EXERCISE AIM:
If a line in the listing contains "this", copy it out whole.
#### EXERCISE MATERIAL
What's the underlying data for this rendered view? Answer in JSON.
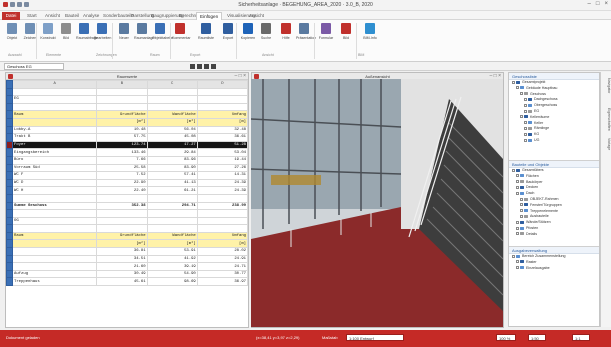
{
  "window": {
    "title": "Sicherheitsanlage · BEGEHUNG_AREA_2020 · 3.0_B, 2020"
  },
  "menu": [
    "Datei",
    "Start",
    "Ansicht",
    "Bauteil",
    "Analyse",
    "Sonderbauteile",
    "Darstellung",
    "Baugruppierung",
    "Berechnung",
    "Einfügen",
    "Visualisierung",
    "Ansicht"
  ],
  "ribbon": {
    "buttons": [
      "Objekt",
      "Zeichen",
      "Konstrukt",
      "Bild",
      "Raumabfrage",
      "Bearbeiten",
      "Neuer",
      "Raumanlage",
      "Objekttabelle",
      "Kommentar",
      "Raumliste",
      "Export",
      "Kopieren",
      "Suche",
      "Hilfe",
      "Präsentation",
      "Formular",
      "Bild",
      "BIM-Info"
    ],
    "groups": [
      "Auswahl",
      "Elemente",
      "Zeichnungen",
      "Raum",
      "Export",
      "Ansicht",
      "BIM"
    ]
  },
  "toolrow": {
    "combo": "Geschoss EG"
  },
  "spreadsheet": {
    "title": "Raumwerte",
    "cols": [
      "A",
      "B",
      "C",
      "D"
    ],
    "rows": [
      [
        "",
        "",
        "",
        ""
      ],
      [
        "EG",
        "",
        "",
        ""
      ],
      [
        "",
        "",
        "",
        ""
      ],
      [
        "Raum",
        "Grundfläche",
        "Wandfläche",
        "Umfang"
      ],
      [
        "",
        "[m²]",
        "[m²]",
        "[m]"
      ],
      [
        "Lobby-A",
        "10.48",
        "56.04",
        "32.48"
      ],
      [
        "Trakt B",
        "57.75",
        "45.08",
        "36.61"
      ],
      [
        "Foyer",
        "123.74",
        "17.27",
        "51.28"
      ],
      [
        "Eingangsbereich",
        "133.46",
        "29.84",
        "53.04"
      ],
      [
        "Büro",
        "7.66",
        "83.96",
        "19.44"
      ],
      [
        "Vorraum Süd",
        "25.58",
        "83.90",
        "27.26"
      ],
      [
        "WC F",
        "7.52",
        "57.41",
        "14.31"
      ],
      [
        "WC D",
        "22.90",
        "41.13",
        "24.39"
      ],
      [
        "WC H",
        "22.40",
        "61.21",
        "24.39"
      ],
      [
        "",
        "",
        "",
        ""
      ],
      [
        "Summe Geschoss",
        "352.38",
        "294.71",
        "238.99"
      ],
      [
        "",
        "",
        "",
        ""
      ],
      [
        "OG",
        "",
        "",
        ""
      ],
      [
        "",
        "",
        "",
        ""
      ],
      [
        "Raum",
        "Grundfläche",
        "Wandfläche",
        "Umfang"
      ],
      [
        "",
        "[m²]",
        "[m²]",
        "[m]"
      ],
      [
        "",
        "36.81",
        "53.91",
        "28.02"
      ],
      [
        "",
        "34.51",
        "41.92",
        "24.91"
      ],
      [
        "",
        "21.60",
        "39.19",
        "24.71"
      ],
      [
        "Aufzug",
        "30.49",
        "54.90",
        "30.77"
      ],
      [
        "Treppenhaus",
        "45.61",
        "98.69",
        "36.97"
      ]
    ]
  },
  "view3d": {
    "title": "Außenansicht"
  },
  "sidebar": {
    "panel1": {
      "title": "Geschossliste",
      "items": [
        "Gesamtprojekt",
        "Gebäude Hauptbau",
        "Geschoss",
        "Dachgeschoss",
        "Obergeschoss",
        "EG",
        "Kellerräume",
        "Keller",
        "Rämlinge",
        "KG",
        "UG"
      ]
    },
    "panel2": {
      "title": "Bauteile und Objekte",
      "items": [
        "Gesamtübers",
        "Flächen",
        "Baukörper",
        "Decken",
        "Dach",
        "OBJEKT-Rahmen",
        "Fenster/Türgruppen",
        "Treppenelemente",
        "Ausbauteile",
        "Wände/Stützen",
        "Pfosten",
        "Details"
      ]
    },
    "panel3": {
      "title": "Ausgabeverwaltung",
      "items": [
        "Bereich Zusammenstellung",
        "Raster",
        "Einzelausgabe"
      ]
    },
    "tabs": [
      "Navigator",
      "Eigenschaften",
      "Vorlage"
    ]
  },
  "status": {
    "left": "Dokument geladen",
    "coords": "(x=38,41 y=3,97 z=2,29)",
    "mid": "Maßstab",
    "scale": "1:100 Entwurf",
    "zoom": "100 %",
    "r1": "1:50",
    "r2": "1:1"
  },
  "colors": {
    "accent": "#c52a26",
    "floor": "#8b2a2a",
    "highlight": "#fff2a8"
  }
}
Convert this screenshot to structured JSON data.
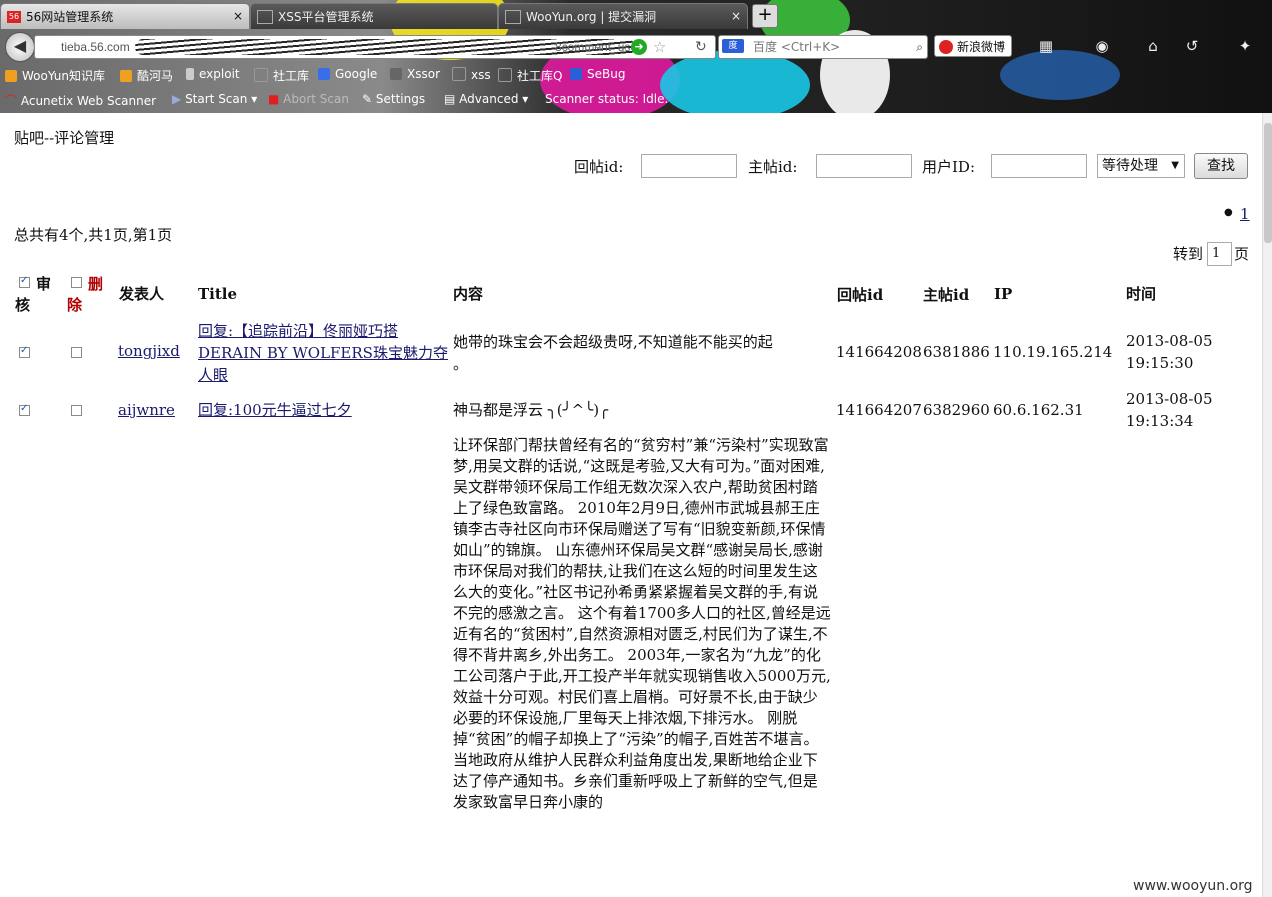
{
  "browser": {
    "tabs": [
      {
        "label": "56网站管理系统",
        "favicon": "56"
      },
      {
        "label": "XSS平台管理系统"
      },
      {
        "label": "WooYun.org | 提交漏洞"
      }
    ],
    "new_tab": "+",
    "url_host": "tieba.56.com",
    "url_tail": "8comment_use",
    "search_placeholder": "百度 <Ctrl+K>",
    "search_engine": "百度",
    "weibo_label": "新浪微博",
    "bookmarks": [
      "WooYun知识库",
      "酷河马",
      "exploit",
      "社工库",
      "Google",
      "Xssor",
      "xss",
      "社工库Q",
      "SeBug"
    ],
    "scanner": {
      "name": "Acunetix Web Scanner",
      "start": "Start Scan",
      "abort": "Abort Scan",
      "settings": "Settings",
      "advanced": "Advanced",
      "status": "Scanner status: Idle."
    }
  },
  "page": {
    "title": "贴吧--评论管理",
    "filters": {
      "reply_id_label": "回帖id:",
      "post_id_label": "主帖id:",
      "user_id_label": "用户ID:",
      "status_value": "等待处理",
      "search_button": "查找"
    },
    "pagination": {
      "summary": "总共有4个,共1页,第1页",
      "page_link": "1",
      "goto_label": "转到",
      "goto_value": "1",
      "goto_suffix": "页"
    },
    "table": {
      "headers": {
        "audit_1": "审",
        "audit_2": "核",
        "delete_1": "删",
        "delete_2": "除",
        "author": "发表人",
        "title": "Title",
        "content": "内容",
        "reply_id": "回帖id",
        "post_id": "主帖id",
        "ip": "IP",
        "time": "时间"
      },
      "rows": [
        {
          "author": "tongjixd",
          "title_1": "回复:【追踪前沿】佟丽娅巧搭",
          "title_2": "DERAIN BY WOLFERS珠宝魅力夺",
          "title_3": "人眼",
          "content_1": "她带的珠宝会不会超级贵呀,不知道能不能买的起",
          "content_2": "。",
          "reply_id": "141664208",
          "post_id": "6381886",
          "ip": "110.19.165.214",
          "date": "2013-08-05",
          "time": "19:15:30"
        },
        {
          "author": "aijwnre",
          "title_1": "回复:100元牛逼过七夕",
          "content_1": "神马都是浮云 ╮(╯^╰)╭",
          "content_body": "      让环保部门帮扶曾经有名的“贫穷村”兼“污染村”实现致富梦,用吴文群的话说,“这既是考验,又大有可为。”面对困难,吴文群带领环保局工作组无数次深入农户,帮助贫困村踏上了绿色致富路。        2010年2月9日,德州市武城县郝王庄镇李古寺社区向市环保局赠送了写有“旧貌变新颜,环保情如山”的锦旗。           山东德州环保局吴文群“感谢吴局长,感谢市环保局对我们的帮扶,让我们在这么短的时间里发生这么大的变化。”社区书记孙希勇紧紧握着吴文群的手,有说不完的感激之言。           这个有着1700多人口的社区,曾经是远近有名的“贫困村”,自然资源相对匮乏,村民们为了谋生,不得不背井离乡,外出务工。          2003年,一家名为“九龙”的化工公司落户于此,开工投产半年就实现销售收入5000万元,效益十分可观。村民们喜上眉梢。可好景不长,由于缺少必要的环保设施,厂里每天上排浓烟,下排污水。          刚脱掉“贫困”的帽子却换上了“污染”的帽子,百姓苦不堪言。          当地政府从维护人民群众利益角度出发,果断地给企业下达了停产通知书。乡亲们重新呼吸上了新鲜的空气,但是发家致富早日奔小康的",
          "reply_id": "141664207",
          "post_id": "6382960",
          "ip": "60.6.162.31",
          "date": "2013-08-05",
          "time": "19:13:34"
        }
      ]
    },
    "watermark": "www.wooyun.org"
  }
}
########
SOLUTION BELOW:
What's the underlying data for this rendered view? Answer in JSON.
Convert this screenshot to structured JSON data.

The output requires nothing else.